5. The revenue carried the matter in appeal before the Tribunal. The Tribunal noticed the method adopted by the assessee in making a disallowance of Rs. 36,64f,485/- out of the total expense of Rs. 47,73,534/-. It found no discrepancy or error in the disallowance made by the assessee. The basis adopted by the assessee has been set out in para 4.2 of the order of the Tribunal in a tabular form. The Tribunal also held that Rule 8D applied only from the assessment year 2008-09, as held by the Bombay High Court in the judgment cited supra. It would appear that the computation was put to the representative of the department for comments, but he was not able to point out any error in the same. This has been recorded by the Tribunal in para 5 of its order. In this situation, the Tribunal did not feel any need for interfering with the decision of the CIT(Appeals) and the appeal of the revenue on this point was dismissed.

6. The objection of the ld. standing counsel before us is that the Tribunal ought to have remitted the matter back to the Assessing Officer for re-computation of the disallowance made under Section 14A of the Act, since he had no occasion to examine whether the disallowance made by the assessee was sufficient or not because of the view he took, that is to say, that Rule 8D was applicable to the assessment year in consideration (2007-08). We are not able to uphold the objection. It was for the Assessing Officer to examine whether the disallowance offered by the assessee itself was sufficient on the facts and circumstances of the case, notwithstanding the view he took regarding the applicability of Rule 8D. It is not expected of him to take piecemeal decisions regarding the merits of the disallowance. In any case, when the disallowance was taken in appeal before the CIT(Appeals), the judgment of the Bombay High Court (supra) was available and it was for the Assessing Officer to take out a plea before the CIT(Appeals) that the disallowance offered by the assessee was not sufficient, even if Rule 8D was not applicable but this was not done. When the matter reached the Tribunal, the Tribunal specifically called upon the departmental representative to point out any error in the computation of the disallowance made by the assessee, but he was not able to point out any error in the same. In these circumstances, we are of the opinion that no strong grounds have been made out for disturbing the decision of the Tribunal. The Tribunal, in our view was not in error in not remitting the matter to the Assessing Officer for fresh consideration.

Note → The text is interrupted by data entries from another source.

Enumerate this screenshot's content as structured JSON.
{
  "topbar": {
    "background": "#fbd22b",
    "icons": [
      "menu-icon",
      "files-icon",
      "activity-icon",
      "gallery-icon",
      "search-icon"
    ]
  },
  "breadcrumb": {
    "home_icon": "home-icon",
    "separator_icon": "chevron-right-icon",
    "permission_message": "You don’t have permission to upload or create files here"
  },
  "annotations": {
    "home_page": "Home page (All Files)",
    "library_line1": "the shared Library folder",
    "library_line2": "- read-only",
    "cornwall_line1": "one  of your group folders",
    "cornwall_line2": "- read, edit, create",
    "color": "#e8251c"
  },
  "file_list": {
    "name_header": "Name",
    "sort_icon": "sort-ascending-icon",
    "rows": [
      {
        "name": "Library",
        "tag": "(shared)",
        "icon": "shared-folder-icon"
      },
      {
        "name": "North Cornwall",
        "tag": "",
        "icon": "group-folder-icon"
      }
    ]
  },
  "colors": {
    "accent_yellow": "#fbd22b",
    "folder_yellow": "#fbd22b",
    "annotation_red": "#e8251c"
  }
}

7. The ld. standing counsel referred to the judgment dated 18th November, 2011 of this Court in the case titled Maxopp Investment Ltd. v. CIT [2011] 203 Taxman 364/15 taxmann.com 390 and contended that in view of the directions given by the Court in this decision, it would be proper and more appropriate for the Assessing Officer to examine the disallowance to be made under Section 14A over again. Each case has to turn on its facts. We do not think that any broad generalization can be made in such a matter which is purely factual. As already noted, a substantial amount of the total expense incurred by the assessee, for earning both taxable and non-taxable income, has been offered for disallowance by the assessee itself. Neither the CIT(Appeals) nor the ld. Departmental representative who appeared before the Tribunal could point out any error or serious discrepancy in the basis adopted by the assessee for making the disallowance. In these circumstances, particularly having regard to the facts of the case before us, we do not think any substantial question of law arises for decision.

8. For the above reasons we find no merit in the appeal and the same is dismissed with no order as to costs.

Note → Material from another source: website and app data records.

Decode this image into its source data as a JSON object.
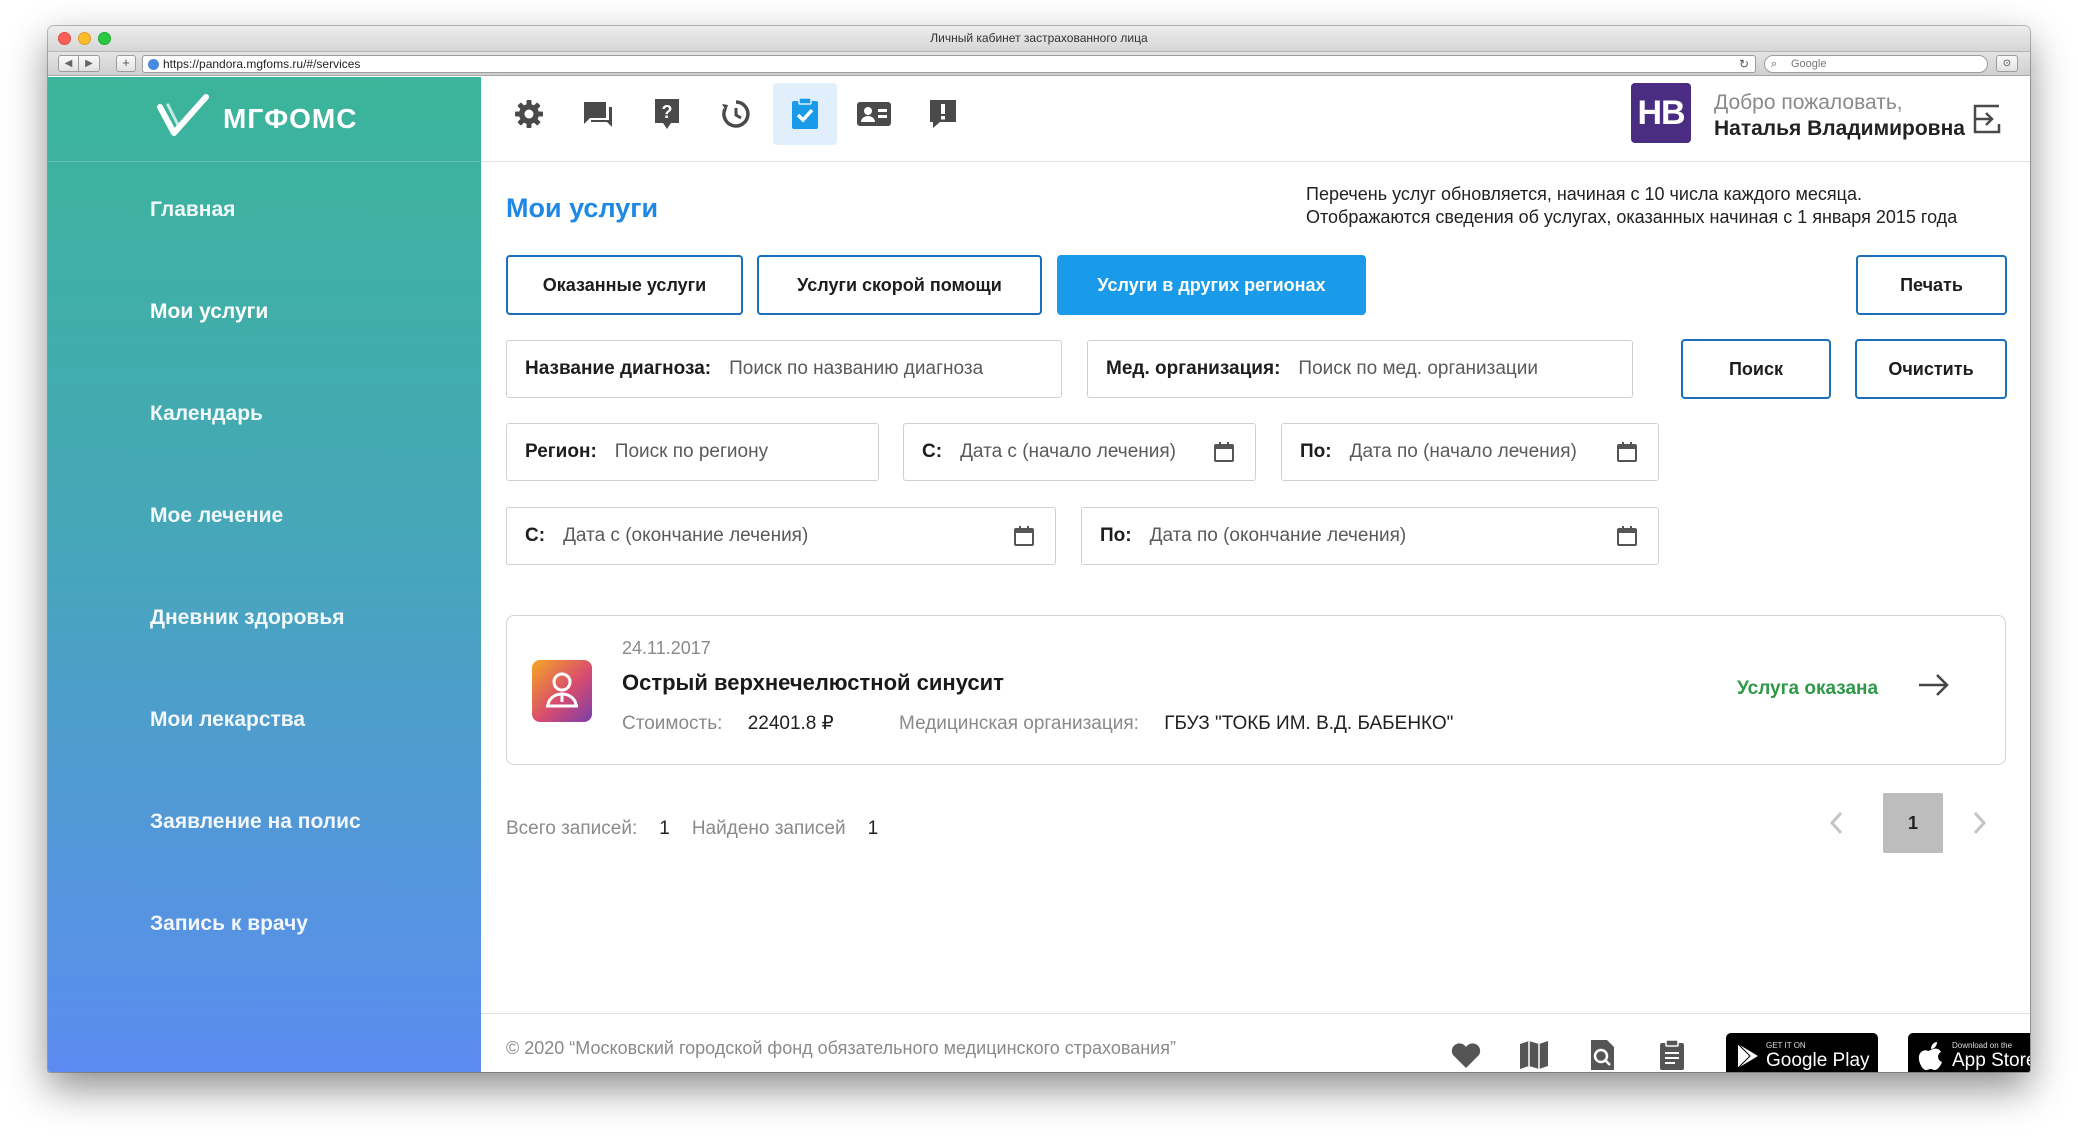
{
  "browser": {
    "title": "Личный кабинет застрахованного лица",
    "url": "https://pandora.mgfoms.ru/#/services",
    "search_placeholder": "Google"
  },
  "brand": {
    "name": "МГФОМС"
  },
  "sidebar": {
    "items": [
      {
        "label": "Главная"
      },
      {
        "label": "Мои услуги"
      },
      {
        "label": "Календарь"
      },
      {
        "label": "Мое лечение"
      },
      {
        "label": "Дневник здоровья"
      },
      {
        "label": "Мои лекарства"
      },
      {
        "label": "Заявление на полис"
      },
      {
        "label": "Запись к врачу"
      }
    ]
  },
  "topbar": {
    "icons": [
      "gear-icon",
      "chat-icon",
      "help-icon",
      "history-icon",
      "services-icon",
      "contacts-icon",
      "alert-icon"
    ],
    "active_icon": "services-icon",
    "avatar_initials": "НВ",
    "welcome": "Добро пожаловать,",
    "user_name": "Наталья Владимировна"
  },
  "page": {
    "title": "Мои услуги",
    "notice_line1": "Перечень услуг обновляется, начиная с 10 числа каждого месяца.",
    "notice_line2": "Отображаются сведения об услугах, оказанных начиная с 1 января 2015 года"
  },
  "tabs": [
    {
      "label": "Оказанные услуги",
      "active": false
    },
    {
      "label": "Услуги скорой помощи",
      "active": false
    },
    {
      "label": "Услуги в других регионах",
      "active": true
    }
  ],
  "actions": {
    "print": "Печать",
    "search": "Поиск",
    "clear": "Очистить"
  },
  "filters": {
    "diagnosis": {
      "label": "Название диагноза:",
      "placeholder": "Поиск по названию диагноза"
    },
    "organization": {
      "label": "Мед. организация:",
      "placeholder": "Поиск по мед. организации"
    },
    "region": {
      "label": "Регион:",
      "placeholder": "Поиск по региону"
    },
    "start_from": {
      "label": "С:",
      "placeholder": "Дата с (начало лечения)"
    },
    "start_to": {
      "label": "По:",
      "placeholder": "Дата по (начало лечения)"
    },
    "end_from": {
      "label": "С:",
      "placeholder": "Дата с (окончание лечения)"
    },
    "end_to": {
      "label": "По:",
      "placeholder": "Дата по (окончание лечения)"
    }
  },
  "records": [
    {
      "date": "24.11.2017",
      "title": "Острый верхнечелюстной синусит",
      "cost_label": "Стоимость:",
      "cost": "22401.8 ₽",
      "org_label": "Медицинская организация:",
      "org": "ГБУЗ \"ТОКБ ИМ. В.Д. БАБЕНКО\"",
      "status": "Услуга оказана"
    }
  ],
  "summary": {
    "total_label": "Всего записей:",
    "total": "1",
    "found_label": "Найдено записей",
    "found": "1"
  },
  "pagination": {
    "current": "1"
  },
  "footer": {
    "copyright": "© 2020 “Московский городской фонд обязательного медицинского страхования”",
    "google_play_small": "GET IT ON",
    "google_play": "Google Play",
    "app_store_small": "Download on the",
    "app_store": "App Store"
  },
  "colors": {
    "accent": "#1a9bea",
    "title": "#1e88e5",
    "status_ok": "#2e9a48",
    "avatar": "#4a2d83"
  }
}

More Under Income Tax

Posted Under

Category : Income Tax (26778)
Type : Featured (4127) Judiciary (10934)
Tags : high court judgments (4305) Section 14A (255)

Leave a Reply

Your email address will not be published. Required fields are marked *